The inimitable Genesis Knight, the current reigning Miss Gay Harrisonburg Newcomer, was one of the evening’s professional performers. Clad in a black latex leotard, she asked my opinion on her wig – a fire engine-red bob, which I told her looked kind of like an intergalactic dominatrix. That was the correct answer. Then she stalked onstage to perform to S&M by Rihanna.
I only caught glimpses of Jayda Knight’s fierce pout and Angelle Zhané’s man-slaying windmill arm choreography. I did manage to watch a few of the other competitors’ acts, some of whom came from as far as Roanoke for the event. Ceberus was the first contestant up, which was hardly fair to the rest of us because he stoically busted out a Matrix-style dance number, with movement more akin to liquid than flesh and bone. Brooklyn’s curves were surpassed only by her attitude. Cyanide turned out backbends, handstands, and generally contorted her limbs in such a way as to make a gymnast (not to mention myself) blush. Servers bustled around with plates of food, full and empty beverages, and general expressions of shell-shock.
Finally, the time had come – my mint green skinny jeans clinging, face contoured, hair sprayed, palms sweating, I trekked to the stage with my confection under a black cloche as the first sensual pop beats of “Cake By the Ocean” played over the speakers. For all my compulsive practicing, the handstand was not my best. Carrying on, I spun, I rolled, I shimmied and shook, and the few folks I could see in the front row began to smile wide – but what took five minutes alone in my room seemed like one onstage.

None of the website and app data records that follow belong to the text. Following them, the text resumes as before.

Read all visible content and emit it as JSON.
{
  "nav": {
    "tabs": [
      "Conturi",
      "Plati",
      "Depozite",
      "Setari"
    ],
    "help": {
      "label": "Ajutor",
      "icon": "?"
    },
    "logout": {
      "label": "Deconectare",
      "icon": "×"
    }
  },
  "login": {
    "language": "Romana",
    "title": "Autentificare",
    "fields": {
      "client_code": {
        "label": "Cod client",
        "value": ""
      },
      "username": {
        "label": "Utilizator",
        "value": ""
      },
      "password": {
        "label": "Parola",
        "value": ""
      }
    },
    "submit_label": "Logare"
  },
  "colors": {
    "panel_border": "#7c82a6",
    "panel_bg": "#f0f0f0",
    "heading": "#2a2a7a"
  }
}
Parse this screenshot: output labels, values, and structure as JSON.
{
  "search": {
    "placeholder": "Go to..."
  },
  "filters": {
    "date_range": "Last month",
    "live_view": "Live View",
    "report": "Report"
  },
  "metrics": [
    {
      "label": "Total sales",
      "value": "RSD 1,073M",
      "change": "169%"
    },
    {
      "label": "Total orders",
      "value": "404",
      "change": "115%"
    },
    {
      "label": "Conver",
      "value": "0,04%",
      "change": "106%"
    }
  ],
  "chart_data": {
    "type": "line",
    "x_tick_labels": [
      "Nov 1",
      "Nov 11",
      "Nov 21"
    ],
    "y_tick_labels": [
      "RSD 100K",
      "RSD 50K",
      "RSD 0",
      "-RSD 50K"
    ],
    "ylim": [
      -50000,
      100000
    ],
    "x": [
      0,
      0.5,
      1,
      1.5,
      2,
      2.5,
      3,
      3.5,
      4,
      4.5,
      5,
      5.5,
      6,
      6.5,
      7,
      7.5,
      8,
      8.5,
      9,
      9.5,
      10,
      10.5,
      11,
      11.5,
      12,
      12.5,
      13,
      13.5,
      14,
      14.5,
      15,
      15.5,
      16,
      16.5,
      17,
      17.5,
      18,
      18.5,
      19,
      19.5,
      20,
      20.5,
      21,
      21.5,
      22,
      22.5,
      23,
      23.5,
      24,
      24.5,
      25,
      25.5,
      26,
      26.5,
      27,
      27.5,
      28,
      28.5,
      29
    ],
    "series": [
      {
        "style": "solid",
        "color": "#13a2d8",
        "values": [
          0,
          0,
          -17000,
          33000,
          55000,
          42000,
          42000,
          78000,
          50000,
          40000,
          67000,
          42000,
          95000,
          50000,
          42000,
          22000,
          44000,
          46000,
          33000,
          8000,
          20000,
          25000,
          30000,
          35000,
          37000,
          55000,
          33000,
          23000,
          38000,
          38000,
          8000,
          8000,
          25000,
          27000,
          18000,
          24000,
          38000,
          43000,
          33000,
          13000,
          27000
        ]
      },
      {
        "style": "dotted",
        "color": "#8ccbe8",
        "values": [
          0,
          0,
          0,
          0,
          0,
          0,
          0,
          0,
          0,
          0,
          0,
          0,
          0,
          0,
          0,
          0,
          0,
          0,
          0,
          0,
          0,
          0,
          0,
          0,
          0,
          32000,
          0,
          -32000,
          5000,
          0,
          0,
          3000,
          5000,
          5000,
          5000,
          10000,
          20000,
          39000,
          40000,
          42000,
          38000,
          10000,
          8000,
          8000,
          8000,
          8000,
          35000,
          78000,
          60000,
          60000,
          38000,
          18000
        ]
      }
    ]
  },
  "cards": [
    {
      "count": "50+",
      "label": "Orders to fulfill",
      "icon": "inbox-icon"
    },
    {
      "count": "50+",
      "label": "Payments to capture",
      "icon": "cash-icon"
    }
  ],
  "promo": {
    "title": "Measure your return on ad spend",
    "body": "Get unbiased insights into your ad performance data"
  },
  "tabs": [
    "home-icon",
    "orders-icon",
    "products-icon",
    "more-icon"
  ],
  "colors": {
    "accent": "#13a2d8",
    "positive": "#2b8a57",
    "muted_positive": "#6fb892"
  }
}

A “reveal” is, in my opinion, one of the finest traditions of drag; often, a queen will whip off a modest, flouncing garment to reveal something jewel-toned and form-fitting underneath. My reveal was the aforementioned confetti cake, which I plunged a hand into and shoved on my face as part of my finale. But I had only mimed this part in practice, and was not prepared for how the real life cake would react to this gesture, which was to explode all over the front half of the stage, splattering the first row and maybe also the emcee. He was royally pissed and told me the show wouldn’t continue until I cleaned up the floor.
If you are the type of introvert who thinks there is nothing more embarrassing than cavorting suggestively onstage, flamboyantly dressed as the opposite sex, I suggest you try wiping a floor on your hands and knees in front of 165 silent people, while flamboyantly dressed as the opposite sex.
The last spot available was on coach Neveah Symone’s team, which really worked out well for me, given as many glowing things I’ve heard about her as an entertainer.
The evening closed with a few words from Kim Whetzel, director of Care Management at Harrisonburg Community Health Clinic – the program formerly known as Valley AIDS Network that provides free rapid HIV testing, financial and food assistance, medical education, and peer support to HIV positive clients. Rhinestone Productions, the drag company putting on the whole shebang, had held a brunch event earlier that day which raised $700 for the program.
The lights came on, a drunk Millennial fawned over first Kathryn and then a queen. Well-dressed Gen X-ers lined up to take photos with Eureka. And I gathered my things to go.
My friends were detained in the prep room by a very excited chef who showed us his corn and radish sprout operation – the little green corn slips surprisingly sweet – and then we headed out into the night, in search of cool air and a bar not overrun by students.
The next round of The Gem is on April 20, 9:30 p.m., at Clementine Cafe. More information available at www.facebook.com/RhinestoneProductionsVA.
Randi B. Hagi is a regular contributor to The Citizen.